Dan Sloan is a multi-award-winning filmmaker based in the North West of the UK.
Injecting his unique vision and love of storytelling into every project he is involved in, he is a writer, producer and director of short films, music videos and documentaries, and is fast becoming one of the most exciting emerging filmmakers in the UK.
He has become a friend and collaborator of the team at Film Earl’s Court, and his latest short, Swallow Your Dreams, will screen at ECIFF 2021. Starring Paul McGann and Amy Bailey (Vikings), the short featured at this summers’ sell-out festival fringe screening – Best of The Fest, at Underbelly’s London Wonderground Festival in Earl’s Court.
So, how did you meet, and begin to collaborate with, Film Earl’s Court?
I met Caroline Tod-Richardson at the Liverpool Short Film Festival in 2018, where she was one of the judges, along with Ricky Tomlinson and a couple other people.
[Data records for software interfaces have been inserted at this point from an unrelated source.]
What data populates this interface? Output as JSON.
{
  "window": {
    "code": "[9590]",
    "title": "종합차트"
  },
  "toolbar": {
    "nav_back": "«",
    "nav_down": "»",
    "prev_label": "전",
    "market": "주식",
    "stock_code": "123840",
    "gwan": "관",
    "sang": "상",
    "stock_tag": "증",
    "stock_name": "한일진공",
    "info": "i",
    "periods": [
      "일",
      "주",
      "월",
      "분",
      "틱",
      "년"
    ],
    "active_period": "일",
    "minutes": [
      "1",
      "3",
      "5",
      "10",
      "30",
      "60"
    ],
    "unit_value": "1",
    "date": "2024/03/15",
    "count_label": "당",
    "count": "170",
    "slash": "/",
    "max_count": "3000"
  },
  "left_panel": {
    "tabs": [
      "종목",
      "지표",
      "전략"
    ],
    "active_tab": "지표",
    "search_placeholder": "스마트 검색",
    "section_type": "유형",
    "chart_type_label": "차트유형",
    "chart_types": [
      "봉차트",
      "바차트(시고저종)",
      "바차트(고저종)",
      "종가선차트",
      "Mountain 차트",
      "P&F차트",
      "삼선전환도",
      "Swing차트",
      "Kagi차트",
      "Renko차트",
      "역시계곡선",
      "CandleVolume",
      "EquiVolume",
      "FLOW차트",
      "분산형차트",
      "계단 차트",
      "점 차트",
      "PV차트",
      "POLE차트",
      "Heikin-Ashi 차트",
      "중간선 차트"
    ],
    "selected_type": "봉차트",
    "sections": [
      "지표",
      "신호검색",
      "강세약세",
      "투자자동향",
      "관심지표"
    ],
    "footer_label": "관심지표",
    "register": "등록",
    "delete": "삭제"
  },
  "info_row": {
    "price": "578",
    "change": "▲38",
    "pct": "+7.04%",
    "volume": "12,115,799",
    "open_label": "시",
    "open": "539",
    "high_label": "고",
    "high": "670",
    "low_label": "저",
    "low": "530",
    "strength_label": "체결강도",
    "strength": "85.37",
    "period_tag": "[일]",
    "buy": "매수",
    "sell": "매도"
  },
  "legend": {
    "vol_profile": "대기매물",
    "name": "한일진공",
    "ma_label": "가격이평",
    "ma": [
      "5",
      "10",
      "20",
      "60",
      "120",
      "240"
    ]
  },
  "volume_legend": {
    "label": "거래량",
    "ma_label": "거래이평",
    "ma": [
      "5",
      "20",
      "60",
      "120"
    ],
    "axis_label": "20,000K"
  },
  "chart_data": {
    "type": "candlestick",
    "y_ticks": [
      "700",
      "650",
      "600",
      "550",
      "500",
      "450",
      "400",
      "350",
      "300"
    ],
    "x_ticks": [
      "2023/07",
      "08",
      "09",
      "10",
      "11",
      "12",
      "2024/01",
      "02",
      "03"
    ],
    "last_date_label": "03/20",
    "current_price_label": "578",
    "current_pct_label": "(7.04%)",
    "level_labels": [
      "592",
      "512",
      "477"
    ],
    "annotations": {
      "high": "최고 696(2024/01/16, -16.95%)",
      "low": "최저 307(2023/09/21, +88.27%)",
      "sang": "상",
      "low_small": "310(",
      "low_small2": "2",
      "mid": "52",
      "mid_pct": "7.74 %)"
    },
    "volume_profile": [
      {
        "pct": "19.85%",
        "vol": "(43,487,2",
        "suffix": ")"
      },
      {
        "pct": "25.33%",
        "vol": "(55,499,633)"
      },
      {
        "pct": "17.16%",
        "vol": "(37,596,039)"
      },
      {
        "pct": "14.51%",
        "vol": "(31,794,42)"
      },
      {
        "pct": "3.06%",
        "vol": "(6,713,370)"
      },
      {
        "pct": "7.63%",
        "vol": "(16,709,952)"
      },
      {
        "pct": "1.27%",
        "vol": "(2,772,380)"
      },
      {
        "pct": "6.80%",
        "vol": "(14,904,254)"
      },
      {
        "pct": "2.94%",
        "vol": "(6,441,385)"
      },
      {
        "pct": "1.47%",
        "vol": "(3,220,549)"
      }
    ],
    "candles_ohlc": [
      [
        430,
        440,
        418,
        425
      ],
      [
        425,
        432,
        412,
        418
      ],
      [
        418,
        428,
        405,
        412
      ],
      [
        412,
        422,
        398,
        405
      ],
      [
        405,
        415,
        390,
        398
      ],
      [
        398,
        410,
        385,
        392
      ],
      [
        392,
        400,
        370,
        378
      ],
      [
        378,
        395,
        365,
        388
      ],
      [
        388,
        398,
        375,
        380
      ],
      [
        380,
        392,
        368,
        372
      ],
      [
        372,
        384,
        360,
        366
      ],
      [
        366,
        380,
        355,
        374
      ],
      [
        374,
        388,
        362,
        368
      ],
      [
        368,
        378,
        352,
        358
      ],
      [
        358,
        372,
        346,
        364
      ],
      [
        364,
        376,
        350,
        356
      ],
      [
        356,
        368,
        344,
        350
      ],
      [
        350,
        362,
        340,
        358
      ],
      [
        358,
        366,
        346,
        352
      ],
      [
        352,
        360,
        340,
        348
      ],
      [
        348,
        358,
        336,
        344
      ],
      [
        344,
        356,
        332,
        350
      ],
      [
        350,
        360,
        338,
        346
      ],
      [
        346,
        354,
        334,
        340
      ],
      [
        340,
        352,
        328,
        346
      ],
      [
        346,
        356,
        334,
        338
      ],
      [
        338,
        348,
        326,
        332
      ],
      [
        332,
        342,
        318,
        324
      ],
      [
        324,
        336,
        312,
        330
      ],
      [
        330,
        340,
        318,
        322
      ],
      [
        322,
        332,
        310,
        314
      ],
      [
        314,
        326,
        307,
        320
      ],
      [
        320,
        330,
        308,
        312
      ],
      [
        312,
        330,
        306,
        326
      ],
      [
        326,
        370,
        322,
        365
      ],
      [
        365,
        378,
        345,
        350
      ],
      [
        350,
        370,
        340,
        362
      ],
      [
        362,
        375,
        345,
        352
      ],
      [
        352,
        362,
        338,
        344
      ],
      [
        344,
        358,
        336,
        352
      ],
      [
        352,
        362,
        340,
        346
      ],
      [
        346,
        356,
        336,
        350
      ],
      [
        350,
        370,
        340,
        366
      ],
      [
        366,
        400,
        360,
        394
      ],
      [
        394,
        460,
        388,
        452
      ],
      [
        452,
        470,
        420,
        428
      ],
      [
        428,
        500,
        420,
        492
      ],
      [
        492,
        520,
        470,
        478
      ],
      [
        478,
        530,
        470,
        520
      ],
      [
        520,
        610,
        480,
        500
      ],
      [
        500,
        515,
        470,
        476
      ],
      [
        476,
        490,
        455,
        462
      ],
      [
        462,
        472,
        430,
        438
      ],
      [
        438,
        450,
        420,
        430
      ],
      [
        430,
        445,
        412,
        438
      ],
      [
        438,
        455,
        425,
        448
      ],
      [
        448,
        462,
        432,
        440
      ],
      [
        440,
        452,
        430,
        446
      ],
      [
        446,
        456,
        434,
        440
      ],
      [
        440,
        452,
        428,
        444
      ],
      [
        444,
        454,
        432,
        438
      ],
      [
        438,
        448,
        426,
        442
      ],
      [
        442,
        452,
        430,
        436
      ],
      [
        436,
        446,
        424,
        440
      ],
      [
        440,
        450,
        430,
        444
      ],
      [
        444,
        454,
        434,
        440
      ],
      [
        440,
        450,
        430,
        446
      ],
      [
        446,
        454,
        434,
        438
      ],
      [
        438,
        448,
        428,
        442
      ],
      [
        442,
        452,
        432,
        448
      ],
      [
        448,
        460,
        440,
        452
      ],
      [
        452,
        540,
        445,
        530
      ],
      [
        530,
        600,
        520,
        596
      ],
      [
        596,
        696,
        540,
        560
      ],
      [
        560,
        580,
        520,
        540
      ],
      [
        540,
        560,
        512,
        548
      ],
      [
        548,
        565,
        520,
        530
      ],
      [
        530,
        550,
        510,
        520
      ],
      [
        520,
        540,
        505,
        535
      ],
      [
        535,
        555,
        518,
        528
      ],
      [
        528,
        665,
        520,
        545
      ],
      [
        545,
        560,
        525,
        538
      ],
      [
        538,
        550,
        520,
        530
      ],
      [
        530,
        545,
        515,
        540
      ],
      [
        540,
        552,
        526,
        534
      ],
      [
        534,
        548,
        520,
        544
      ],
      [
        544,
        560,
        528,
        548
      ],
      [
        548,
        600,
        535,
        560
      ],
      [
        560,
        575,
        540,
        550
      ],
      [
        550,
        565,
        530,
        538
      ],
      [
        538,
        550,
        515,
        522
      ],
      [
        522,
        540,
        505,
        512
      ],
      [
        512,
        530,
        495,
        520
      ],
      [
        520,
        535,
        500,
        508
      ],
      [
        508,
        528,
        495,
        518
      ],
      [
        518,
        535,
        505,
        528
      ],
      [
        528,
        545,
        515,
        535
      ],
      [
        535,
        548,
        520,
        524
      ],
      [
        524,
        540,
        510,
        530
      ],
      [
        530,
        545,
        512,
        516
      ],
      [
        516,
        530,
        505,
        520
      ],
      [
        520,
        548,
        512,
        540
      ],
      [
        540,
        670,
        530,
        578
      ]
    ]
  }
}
I won Best Short Film there, and then she invited me to participate in the Earl’s Court Film festival the following year. The judging panel selected my 2018 short film – Tory Baby – for screening, and, over time, we really got on. This summer my latest short film, Swallow your Dreams, a project that Caroline was Executive Producer on, made its London debut at a Film Earl’s Court screening event, and my team and I very much look forward to screening again at the upcoming Earl’s Court International Film Festival in November.
How important are development, funding and showcase relationships like the ones offered by Film Earl’s Court?
They are absolutely essential. I need to keep writing and creating great work and increasing my profile as a filmmaker at the same time. Film Earl’s Court wants to help – I have met some great actors, filmmakers and crew, many of whom I could and will work with in the future. What Film Earl’s Court does is unique, in that they collaborate and help to fund projects. It is absolutely vital that these supportive platforms and not-for-profit community-building initiatives exist.
From School Plays to the World Stage
I started to write screenplays at the age of 13. Supported by a brilliant English teacher, I was really into writing as a kid. I wrote the main end of year play in Year 11 – it was 30 minutes long. I looked at it the other day actually, and said to myself – how the hell did I do that? I was 15 then, and that was pretty cool.
In my teens and early 20s, I was writing plays and screenplays, and was always passionate about that, but really, really into film and a big film nerd. I would literally dissect film’s structures and analyze everything to the nth degree. But I didn’t actually make a film at that point – I did a visual arts degree, which is more fine art than a filmmaking course. I was always into music and bands, until I turned 27 – then I made my first five-minute short film proper, the film that Caroline picked for the 2019 Festival, and how me and her met.
Since then it’s been really busy. The last four years I have been making shorts, have produced six music videos, and written a couple of features that I’m trying to get off the ground at the moment. Next step is a TV series – I am pitching to one of the big networks this month, so it’s an exciting time!
What do you love about short film?
Besides the accessibility and convenience of making a short film, it is a great way to hone your craft, exploring ideas and trying different things out. It’s just a great, great medium. I like the challenge of trying to get across the same emotion that you get from a feature and trying to condense that into just a few minutes. It’s not easy to do. My goal is to try and get that across. I’m also really interested in structure and the techniques used to move an audience. So, it’s always fun, and from a practical point of view it’s a lot easier to do a short than it is a feature, obviously.
Has your short film success boosted your creative confidence?
Absolutely. I mean, people like Caroline and the team at Film Earl’s Court give people like me a big boost – you really want someone in your corner who can champion you and give you the extra confidence needed to take things forward. And it’s the same with making this latest short film, which is the first time I’d ever worked with leading professional actors – Paul McGann, of whom I am a big fan, and now he’s in my short film. Hard to believe! Same with Amy Bailey from Vikings – she’s really, really great.
It was a pleasure to work with quality professional actors like these – it’s also a kind of external validation that I am on the right track. We all crave recognition, and it’s good to have people to tell you you are heading in the right direction. When industry peers enjoy your work you can say to yourself, I must be doing something right!
Dan’s short film, Swallow Your Dreams, will be available to view during the upcoming Earl’s Court International Film Festival. Go to www.filmearlscourt.com for details.